And although an especially brutal economic environment had led many critics of the president to second-guess his decision to decamp to the Vineyard's elite corners ("Obama Heads to Martha's Vineyard as New Jobless Claims Hit 500,000," read a FoxNation headline), do we really want the leader of the free world chillaxing on the Jersey Shore? Plus, Wallace said that for his island, at least, presidential visits were entirely good for business.
"The presidential visits have the obvious effect of putting the neighborhood on the map," said Wallace, who dropped that he, too, had been at the golf club on Friday where Obama and New York Mayor Michael Bloomberg had shot a round of golf. As they came off the links, he said, the two seemed to have "certainly looked like they were having a good time."

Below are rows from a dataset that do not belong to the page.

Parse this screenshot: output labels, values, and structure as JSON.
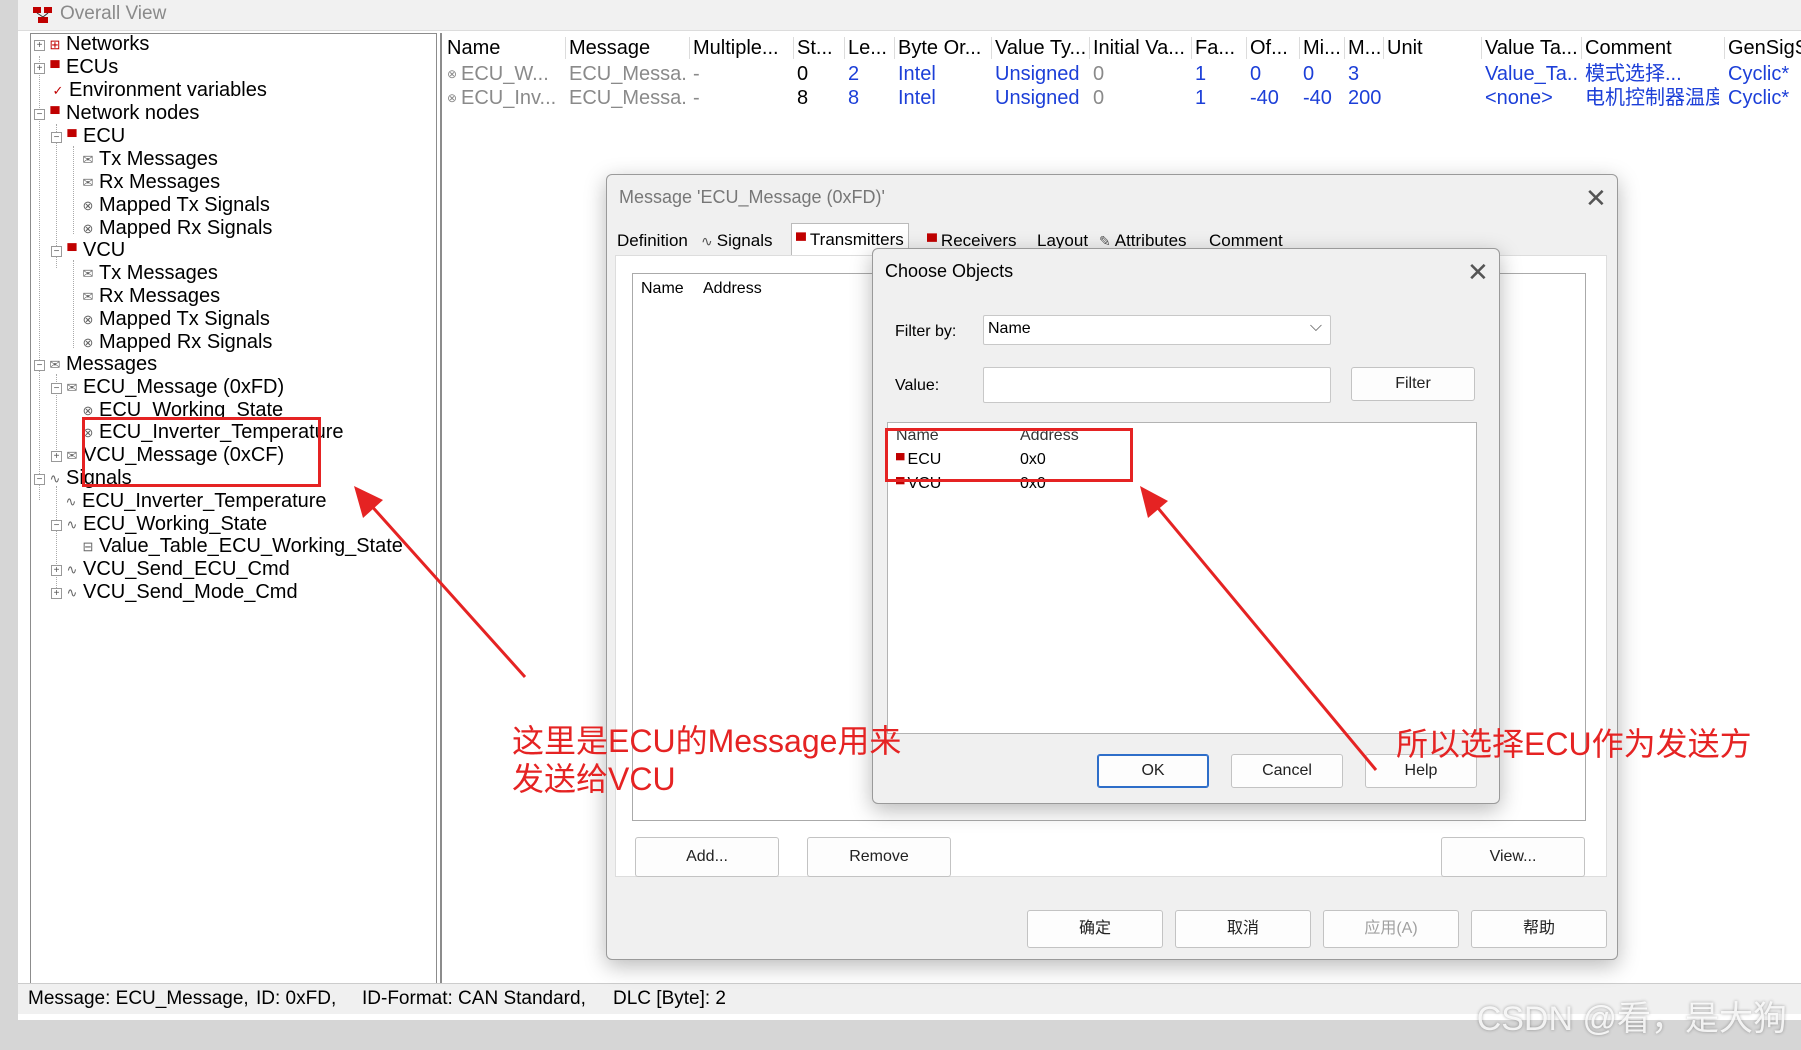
{
  "window": {
    "title": "Overall View"
  },
  "tree": {
    "networks": "Networks",
    "ecus": "ECUs",
    "env": "Environment variables",
    "network_nodes": "Network nodes",
    "ecu": "ECU",
    "vcu": "VCU",
    "tx_messages": "Tx Messages",
    "rx_messages": "Rx Messages",
    "mapped_tx": "Mapped Tx Signals",
    "mapped_rx": "Mapped Rx Signals",
    "messages": "Messages",
    "ecu_message": "ECU_Message (0xFD)",
    "ecu_working_state": "ECU_Working_State",
    "ecu_inverter_temp": "ECU_Inverter_Temperature",
    "vcu_message": "VCU_Message (0xCF)",
    "signals": "Signals",
    "sig_inverter_temp": "ECU_Inverter_Temperature",
    "sig_working_state": "ECU_Working_State",
    "value_table": "Value_Table_ECU_Working_State",
    "vcu_send_ecu_cmd": "VCU_Send_ECU_Cmd",
    "vcu_send_mode_cmd": "VCU_Send_Mode_Cmd"
  },
  "grid": {
    "headers": [
      "Name",
      "Message",
      "Multiple...",
      "St...",
      "Le...",
      "Byte Or...",
      "Value Ty...",
      "Initial Va...",
      "Fa...",
      "Of...",
      "Mi...",
      "M...",
      "Unit",
      "Value Ta...",
      "Comment",
      "GenSigS"
    ],
    "rows": [
      [
        "ECU_W...",
        "ECU_Messa...",
        "-",
        "0",
        "2",
        "Intel",
        "Unsigned",
        "0",
        "1",
        "0",
        "0",
        "3",
        "",
        "Value_Ta...",
        "模式选择...",
        "Cyclic*"
      ],
      [
        "ECU_Inv...",
        "ECU_Messa...",
        "-",
        "8",
        "8",
        "Intel",
        "Unsigned",
        "0",
        "1",
        "-40",
        "-40",
        "200",
        "",
        "<none>",
        "电机控制器温度...",
        "Cyclic*"
      ]
    ]
  },
  "status": {
    "message": "Message: ECU_Message,",
    "id": "ID: 0xFD,",
    "format": "ID-Format: CAN Standard,",
    "dlc": "DLC [Byte]: 2"
  },
  "message_dialog": {
    "title": "Message 'ECU_Message (0xFD)'",
    "tabs": [
      "Definition",
      "Signals",
      "Transmitters",
      "Receivers",
      "Layout",
      "Attributes",
      "Comment"
    ],
    "list_headers": [
      "Name",
      "Address"
    ],
    "add": "Add...",
    "remove": "Remove",
    "view": "View...",
    "ok": "确定",
    "cancel": "取消",
    "apply": "应用(A)",
    "help": "帮助"
  },
  "choose_dialog": {
    "title": "Choose Objects",
    "filter_by_label": "Filter by:",
    "filter_by_value": "Name",
    "value_label": "Value:",
    "value_text": "",
    "filter_button": "Filter",
    "list_headers": [
      "Name",
      "Address"
    ],
    "rows": [
      {
        "name": "ECU",
        "address": "0x0"
      },
      {
        "name": "VCU",
        "address": "0x0"
      }
    ],
    "ok": "OK",
    "cancel": "Cancel",
    "help": "Help"
  },
  "annotations": {
    "left_note_line1": "这里是ECU的Message用来",
    "left_note_line2": "发送给VCU",
    "right_note": "所以选择ECU作为发送方",
    "color": "#e52323"
  },
  "watermark": "CSDN @看，是大狗"
}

The White House reporters who have pined for sightings of the president have had a harder time observing the allure of the island.
("12:45 p.m." read a pool report filed by Wall Street Journal reporter Elizabeth Williamson on Friday. "We're at the Vineyard Golf Club in Edgartown for guess what. We are holding at the club entrance. Today's schedule so far mirrors a day on the island last year -- quick bike, drop off the family and head to the links. However, this year the pool bus toilet works. So far. Foursome names to follow shortly.")

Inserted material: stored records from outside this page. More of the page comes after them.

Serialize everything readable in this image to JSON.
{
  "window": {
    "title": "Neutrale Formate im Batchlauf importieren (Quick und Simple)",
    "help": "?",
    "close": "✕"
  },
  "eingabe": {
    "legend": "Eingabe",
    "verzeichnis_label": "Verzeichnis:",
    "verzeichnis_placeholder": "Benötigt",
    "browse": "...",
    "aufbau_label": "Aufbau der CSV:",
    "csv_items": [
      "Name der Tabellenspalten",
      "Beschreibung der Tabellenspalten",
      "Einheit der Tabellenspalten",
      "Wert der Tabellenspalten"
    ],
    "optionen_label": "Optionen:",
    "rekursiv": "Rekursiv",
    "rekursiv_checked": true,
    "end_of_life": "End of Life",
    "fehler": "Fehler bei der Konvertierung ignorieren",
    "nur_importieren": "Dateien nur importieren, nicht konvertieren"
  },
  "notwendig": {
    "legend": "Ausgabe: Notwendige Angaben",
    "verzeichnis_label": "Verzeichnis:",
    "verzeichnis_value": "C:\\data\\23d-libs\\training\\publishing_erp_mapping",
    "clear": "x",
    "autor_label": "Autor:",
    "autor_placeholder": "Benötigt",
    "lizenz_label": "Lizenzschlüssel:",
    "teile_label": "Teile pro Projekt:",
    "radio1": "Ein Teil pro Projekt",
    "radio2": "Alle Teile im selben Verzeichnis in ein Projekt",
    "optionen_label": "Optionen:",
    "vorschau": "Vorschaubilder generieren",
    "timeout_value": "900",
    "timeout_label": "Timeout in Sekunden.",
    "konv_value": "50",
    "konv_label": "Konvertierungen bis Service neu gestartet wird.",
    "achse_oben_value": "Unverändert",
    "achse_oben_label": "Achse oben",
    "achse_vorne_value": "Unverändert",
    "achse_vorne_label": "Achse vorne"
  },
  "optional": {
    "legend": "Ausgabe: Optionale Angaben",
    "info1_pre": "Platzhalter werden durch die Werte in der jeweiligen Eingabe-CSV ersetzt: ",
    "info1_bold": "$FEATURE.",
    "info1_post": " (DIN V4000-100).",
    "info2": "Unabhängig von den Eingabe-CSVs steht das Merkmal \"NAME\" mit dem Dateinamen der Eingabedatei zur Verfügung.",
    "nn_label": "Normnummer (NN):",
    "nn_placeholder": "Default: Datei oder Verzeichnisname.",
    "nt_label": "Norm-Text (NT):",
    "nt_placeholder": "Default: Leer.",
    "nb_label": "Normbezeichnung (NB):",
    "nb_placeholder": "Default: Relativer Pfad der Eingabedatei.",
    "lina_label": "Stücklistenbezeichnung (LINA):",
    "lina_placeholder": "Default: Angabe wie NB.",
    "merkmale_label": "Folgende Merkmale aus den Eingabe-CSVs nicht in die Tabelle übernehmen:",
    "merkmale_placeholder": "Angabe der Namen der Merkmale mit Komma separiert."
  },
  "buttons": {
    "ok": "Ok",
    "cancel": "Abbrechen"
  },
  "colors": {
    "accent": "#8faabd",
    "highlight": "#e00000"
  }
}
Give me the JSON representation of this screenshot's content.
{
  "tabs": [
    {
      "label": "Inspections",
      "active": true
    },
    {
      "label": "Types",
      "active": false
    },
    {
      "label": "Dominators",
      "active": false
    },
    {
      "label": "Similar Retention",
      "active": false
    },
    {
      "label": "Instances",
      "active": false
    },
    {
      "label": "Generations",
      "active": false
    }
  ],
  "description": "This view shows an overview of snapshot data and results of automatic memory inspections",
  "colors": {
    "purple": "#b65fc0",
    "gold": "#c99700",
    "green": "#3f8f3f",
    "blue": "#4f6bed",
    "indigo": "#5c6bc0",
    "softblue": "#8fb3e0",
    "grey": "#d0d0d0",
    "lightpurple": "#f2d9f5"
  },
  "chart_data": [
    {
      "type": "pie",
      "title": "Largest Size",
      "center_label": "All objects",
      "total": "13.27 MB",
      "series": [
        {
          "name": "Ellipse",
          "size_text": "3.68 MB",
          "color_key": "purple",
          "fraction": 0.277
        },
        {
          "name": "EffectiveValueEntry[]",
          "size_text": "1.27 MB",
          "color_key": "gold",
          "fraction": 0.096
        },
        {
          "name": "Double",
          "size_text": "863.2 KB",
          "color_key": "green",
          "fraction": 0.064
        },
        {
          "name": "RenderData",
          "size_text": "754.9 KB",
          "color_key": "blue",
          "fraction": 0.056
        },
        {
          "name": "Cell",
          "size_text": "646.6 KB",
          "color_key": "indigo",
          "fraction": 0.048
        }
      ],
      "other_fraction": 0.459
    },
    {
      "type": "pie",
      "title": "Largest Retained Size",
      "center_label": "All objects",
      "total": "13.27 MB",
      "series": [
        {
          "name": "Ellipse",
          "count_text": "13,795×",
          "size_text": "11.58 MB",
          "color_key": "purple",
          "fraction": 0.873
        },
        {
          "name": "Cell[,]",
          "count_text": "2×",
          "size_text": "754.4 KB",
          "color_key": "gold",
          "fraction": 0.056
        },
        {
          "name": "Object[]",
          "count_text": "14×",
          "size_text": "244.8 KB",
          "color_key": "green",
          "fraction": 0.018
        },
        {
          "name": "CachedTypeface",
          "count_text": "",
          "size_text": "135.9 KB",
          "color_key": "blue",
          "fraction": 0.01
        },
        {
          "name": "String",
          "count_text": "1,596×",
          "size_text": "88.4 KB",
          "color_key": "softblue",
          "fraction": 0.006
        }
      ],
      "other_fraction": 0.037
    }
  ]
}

Left with no news to report, the media have pondered the Vineyard's appeal since Clinton made it his getaway mainstay.
Last year, when Obama announced that he, like Clinton, would be headed to the island, the New York Times' Web site hosted a digital forum called "Why Democrats Love Martha's Vineyard." Some answers focused on the Democratic tilt of the island or its laid-back vibe. Others were more ambitious in their interpretations. ("The Vineyard was the perfect vacation spot for Bill Clinton, who regarded himself as America's first black president," offered Alan Dershowitz. "So it stands to reason that it will be the perfect spot for Barack Obama, who is, in fact, America's first black president.")

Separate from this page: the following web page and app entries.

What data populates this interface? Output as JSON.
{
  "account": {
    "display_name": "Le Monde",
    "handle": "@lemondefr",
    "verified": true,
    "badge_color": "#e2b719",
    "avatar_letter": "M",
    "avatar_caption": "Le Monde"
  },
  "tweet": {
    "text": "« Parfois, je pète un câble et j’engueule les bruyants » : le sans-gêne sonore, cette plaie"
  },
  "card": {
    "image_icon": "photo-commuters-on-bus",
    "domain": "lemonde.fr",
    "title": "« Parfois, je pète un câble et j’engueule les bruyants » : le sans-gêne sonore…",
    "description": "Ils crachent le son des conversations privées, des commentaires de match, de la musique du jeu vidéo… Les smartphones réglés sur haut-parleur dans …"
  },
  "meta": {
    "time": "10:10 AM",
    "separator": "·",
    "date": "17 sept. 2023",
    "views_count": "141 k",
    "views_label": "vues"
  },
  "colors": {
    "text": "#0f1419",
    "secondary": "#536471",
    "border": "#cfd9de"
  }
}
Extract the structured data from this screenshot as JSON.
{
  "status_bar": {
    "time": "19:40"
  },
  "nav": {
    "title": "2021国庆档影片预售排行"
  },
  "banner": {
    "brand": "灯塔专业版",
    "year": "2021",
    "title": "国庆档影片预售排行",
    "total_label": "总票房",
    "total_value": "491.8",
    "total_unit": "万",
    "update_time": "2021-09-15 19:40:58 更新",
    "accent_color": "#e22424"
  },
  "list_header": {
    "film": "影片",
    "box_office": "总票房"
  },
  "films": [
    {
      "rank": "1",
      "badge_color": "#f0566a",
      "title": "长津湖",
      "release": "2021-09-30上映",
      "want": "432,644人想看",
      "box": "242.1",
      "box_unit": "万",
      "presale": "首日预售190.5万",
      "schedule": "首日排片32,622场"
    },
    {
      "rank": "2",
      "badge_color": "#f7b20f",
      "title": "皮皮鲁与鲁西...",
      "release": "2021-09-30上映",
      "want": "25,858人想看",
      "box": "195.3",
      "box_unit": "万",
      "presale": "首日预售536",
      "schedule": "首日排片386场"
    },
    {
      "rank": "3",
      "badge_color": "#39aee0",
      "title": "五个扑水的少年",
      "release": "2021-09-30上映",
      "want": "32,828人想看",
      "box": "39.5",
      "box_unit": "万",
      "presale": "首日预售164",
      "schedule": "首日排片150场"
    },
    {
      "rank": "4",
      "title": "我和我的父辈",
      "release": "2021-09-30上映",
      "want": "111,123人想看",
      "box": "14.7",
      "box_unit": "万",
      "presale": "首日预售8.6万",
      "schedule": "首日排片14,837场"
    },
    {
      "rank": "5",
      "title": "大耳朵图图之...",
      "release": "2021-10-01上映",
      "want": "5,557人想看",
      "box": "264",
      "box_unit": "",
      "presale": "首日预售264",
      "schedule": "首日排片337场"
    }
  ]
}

Maybe there are some other very good reasons. For starters, the terrain is safe. As in secure. The Obamas' rented farmhouse is situated on the part of the island not easily reached by main roads and, therefore, offers the Secret Service, who have traded in their black suits for khakis, plenty of room for a security perimeter.
Politically it's safe, too. It's Democratic country. It is part of blue-state Massachusetts, where various Kennedys have properties on the island and on the nearby mainland. The island doesn't have much in the way of exclusionary, "need-not-apply" country club baggage that other attractive golfing locales might, allowing a black president to invite a Jewish mayor out for a round of golf. It even boasts a proud history of diversity, with generations of black families in Oak Bluffs, where the president played some basketball and dined with his wife. And despite the island's more recent incarnation as a tony retreat for artists, entertainers, politicians and journalists, Martha's Vineyard has a year-round population of about 18,000 and authentic remnants of its rough whaling-port past. (In "Moby-Dick," both Flask, "a native of Tisbury, in Martha's Vineyard," and Tashtego, "an unmixed Indian from Gay-Head," were members of the Pequod's crew.)
Plus, the island's secluded roads and the location of the 30-acre Blue Heron Farm, set far off the road on the southern bay, afford a very private family a whole lot of privacy. Whereas the Clintons delightedly caused a stir when they descended on the town, the Obamas have barely ventured out. And when the president has, the purpose has usually been to swing some clubs -- again.
"Potus is golfing with Mayor Bloomberg today," Williamson, the Journal reporter, wrote in a subsequent Friday pool report to her colleagues. "And they prefaced their game with a 15-minute discussion of the economy in the clubhouse at the Vineyard Golf Club. Seeking more details. CBS's Mark Knoller, hailed by many including the WH for his command of presidential data, says the two men have not golfed together before."
Perhaps the time has come for the whole presidential entourage to escape the island. Until next year.
Staff writer Scott Wilson, reporting from Martha's Vineyard, contributed to this report.